who died in 1676, and of Ilona, daughter of the
executed Ban of Croatia Pter Zrnyi, Ferenc was
only 12 years old when he was separated from
his mother after the surrender of Munkcs Castle in 1688. The Vienna court sent him to Bohemia to be raised by Jesuits and made into an
aristocrat loyal to the court; he continued his
studies at Prague University and in Italy, after
which he lived the dissolute life of a young Viennese aristocrat. In 1694, he got married (a daughter of the German princely family of HessenRheinfels, connecting him with the French royal
family) and moved to his estates in Hungary. He
wore German clothes, associated with imperial
officers, and displayed utter loyalty to the court.
When the rebellious peasants tried to win him
over to their cause in 1697, he fled to Vienna to
escape them.
Learning of the plight of the country,
his friendship with Mikls Bercsnyi, fispn


(Comes) of Ung, and

the realisation that everyone looked to him,
the largest landowner in
the country and son of
the greatest family, for
protection, brought him
back to the path of his
forebears. Together with
other aristocrats, he conceived a plot against the
Habsburgs and turned
for support to Louis XIV
of France. His letter fell
into the hands of the court, and in spring 1701
he was arrested in his castle at Sros. He was
taken to Wiener Neustadt and locked up in the
prison where his maternal grandfather had been
executed. He would have shared the same fate
had he not managed to escape and flee to Poland,
where he attempted to win over the support of
France and the other anti-Habsburg powers to
start a war against Vienna. He received rejections
from every quarter, and as a lone refugee without
means, no government would trust him.
It was in the castle of Brezan on the remote
estate of a Polish friend that he was found by
peasant emissaries led by Tams Esze in early
1703. Their message was, The people of the
land are ready. All they need is a leader. The
young prince who had not found common cause
with the peasants in 1697 and who had never
entertained the idea of marching against Vienna
with a band of peasants, accepted Tams Eszes
call. After checking the truth of the emissaries
words, he sent flags in May 1703 to the country
with the inscription, Cum Deo pro Patria et Libertate, and a manifesto calling on every true Hungarian with or without rank. In June 1703, he himself
set out to lead his armies and begin the War of
*Excerpt from Pter Hank (ed.) Egy ezredv
(One Millenium, Gondolat Kiad, Budapest, 1986)

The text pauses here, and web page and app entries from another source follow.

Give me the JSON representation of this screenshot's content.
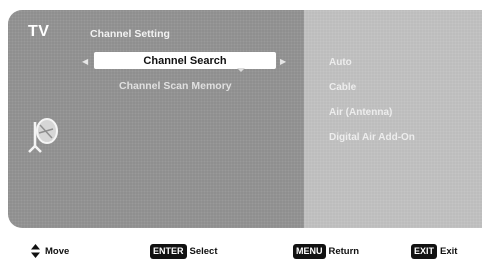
{
  "header": {
    "tv_label": "TV",
    "menu_title": "Channel Setting"
  },
  "menu": {
    "selected_item": "Channel Search",
    "items": [
      "Channel Scan Memory"
    ]
  },
  "options": [
    "Auto",
    "Cable",
    "Air (Antenna)",
    "Digital Air Add-On"
  ],
  "footer": {
    "move_label": "Move",
    "enter_key": "ENTER",
    "select_label": "Select",
    "menu_key": "MENU",
    "return_label": "Return",
    "exit_key": "EXIT",
    "exit_label": "Exit"
  },
  "icons": {
    "left_arrow": "left-arrow-icon",
    "right_arrow": "right-arrow-icon",
    "menu_icon": "satellite-dish-icon",
    "move_icon": "up-down-arrow-icon"
  }
}
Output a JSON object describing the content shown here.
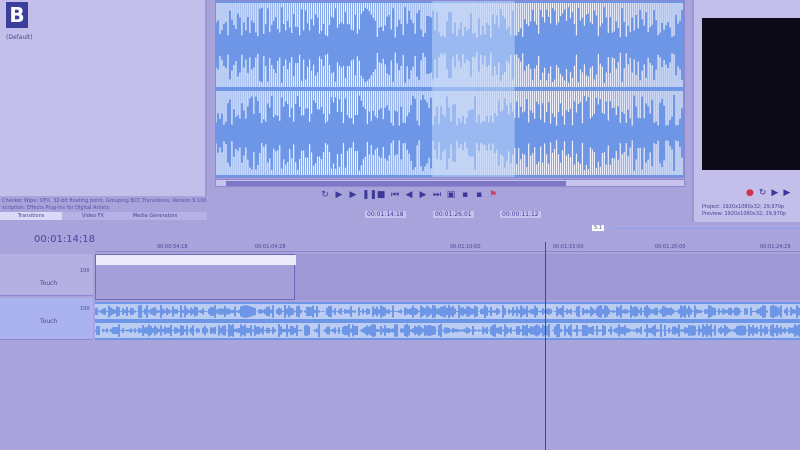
{
  "explorer": {
    "logo": "B",
    "preset": "(Default)",
    "description": [
      "Checker Wipe: OFX, 32-bit floating point, Grouping BCC Transitions, Version 9.100",
      "scription: Effects Plug-ins for Digital Artists"
    ],
    "tabs": [
      "Transitions",
      "Video FX",
      "Media Generators"
    ]
  },
  "trimmer": {
    "in_time": "00:01:14;18",
    "out_time": "00:01:26;01",
    "length": "00:00:11;12"
  },
  "preview": {
    "project": "Project:  1920x1080x32; 29,970p",
    "preview": "Preview:  1920x1080x32; 29,970p"
  },
  "timeline": {
    "cursor_time": "00:01:14;18",
    "zoom_label": "5:1",
    "ruler": [
      "00:00:54;18",
      "00:01:04;28",
      "00:01:10;00",
      "00:01:15;00",
      "00:01:20;00",
      "00:01:24;29"
    ],
    "tracks": [
      {
        "type": "video",
        "label": "Touch",
        "level": "100"
      },
      {
        "type": "audio",
        "label": "Touch",
        "level": "100"
      }
    ]
  },
  "colors": {
    "wave": "#6d97e6",
    "bg": "#a9a3dc"
  }
}
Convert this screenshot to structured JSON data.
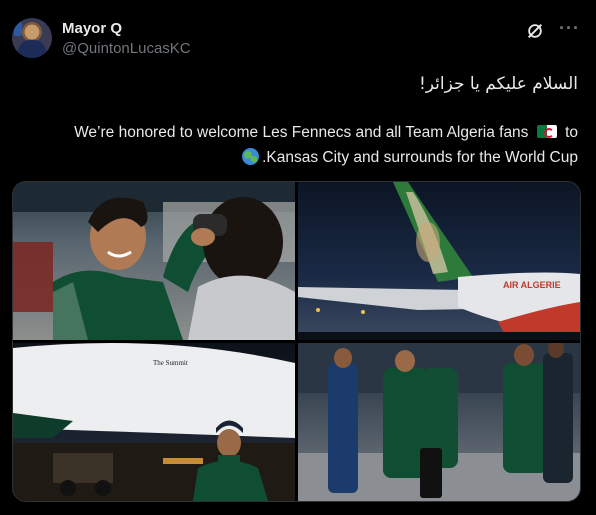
{
  "author": {
    "name": "Mayor Q",
    "handle": "@QuintonLucasKC"
  },
  "icons": {
    "grok": "grok-icon",
    "more": "more-options-icon"
  },
  "more_label": "···",
  "post": {
    "arabic_line": "السلام عليكم يا جزائر!",
    "line1_text": "We’re honored to welcome Les Fennecs and all Team Algeria fans",
    "line1_end": "to",
    "line2_text": ".Kansas City and surrounds for the World Cup"
  },
  "photos": {
    "p2_livery": "AIR ALGERIE",
    "p3_plane_text": "The Summit"
  },
  "colors": {
    "accent_green": "#0a7a3c",
    "algeria_red": "#d21034"
  }
}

French statesman and diplomat said to Napoleon:
Your Majesty! It is an old custom of the Hungarians to look up to their great men and be proud
of their past. Take from this people their past, and you may do with them as you wish.




Kuruc troops resting

and revelling

Portrait of Ferenc
Rkczi II.